Torrential rain has caused floods and landslides in satellite cities around the Indonesian capital, with the authorities warning that floods could hit Jakarta late yesterday after being forced to open sluice gates on a major upstream reservoir.
Dramatic TV footage showed fast-running rivers of muddy water gushing down roads, bringing down trees and even some villas in the hilly areas around Jakarta, Reuters reported.
The authorities were forced to release water from a reservoir upstream in the city of Bogor as water levels prompted the highest alert.
National disaster management agency BNPB said that at least four landslides had left an unknown number of people missing.

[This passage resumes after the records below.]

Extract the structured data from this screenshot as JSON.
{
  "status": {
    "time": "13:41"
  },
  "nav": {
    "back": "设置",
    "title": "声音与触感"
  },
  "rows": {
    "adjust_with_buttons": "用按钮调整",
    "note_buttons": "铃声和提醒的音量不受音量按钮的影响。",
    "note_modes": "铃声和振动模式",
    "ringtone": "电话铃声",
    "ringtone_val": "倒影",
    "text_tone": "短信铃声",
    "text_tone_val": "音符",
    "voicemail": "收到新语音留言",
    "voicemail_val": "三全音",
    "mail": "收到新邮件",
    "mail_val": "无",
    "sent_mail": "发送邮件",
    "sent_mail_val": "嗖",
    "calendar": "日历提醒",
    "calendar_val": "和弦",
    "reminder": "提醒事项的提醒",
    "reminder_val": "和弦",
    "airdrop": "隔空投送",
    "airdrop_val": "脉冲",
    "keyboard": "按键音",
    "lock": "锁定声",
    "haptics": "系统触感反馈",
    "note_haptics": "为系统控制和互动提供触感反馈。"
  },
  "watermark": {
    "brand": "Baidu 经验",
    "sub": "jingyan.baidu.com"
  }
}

"Some residents have been evacuated and the potential for rain in the greater Jakarta area remains high," BNPB spokesman Sutopo Purwo Nugroho said in a statement.
He added that the police and military personnel were working with volunteers to deal with the impact of the floods.
In a separate incident, a 20m stretch of an underpass retaining wall near Jakarta's Soekarno-Hatta airport collapsed yesterday, burying at least one car with two female passengers, said the police. The women were alive and communicating with rescuers, tvOne reported.
Video footage from the scene showed a car crushed under concrete rubble and earth, with rescuers trying to reach the victims.
Meanwhile, Jakarta Governor Anies Baswedan warned people yesterday that floodwaters could reach the capital within hours.
"I urge residents near the river... to be alert," Mr Baswedan told reporters, Reuters said.
The authorities have in the past few years sought to reduce low-lying Jakarta's vulnerability to flooding during the rainy season.
More than 50 people died in 2007 in one of the capital's deadliest floods, and five years ago, much of the centre of the city was inundated after canals overflowed.
Top Image: Water gushing through after sluice gates at a reservoir in Bogor, West Java, were opened yesterday. The authorities were forced to open the gates after heavy rain caused floods and landslides in cities surrounding Jakarta. (PHOTO: REUTERS)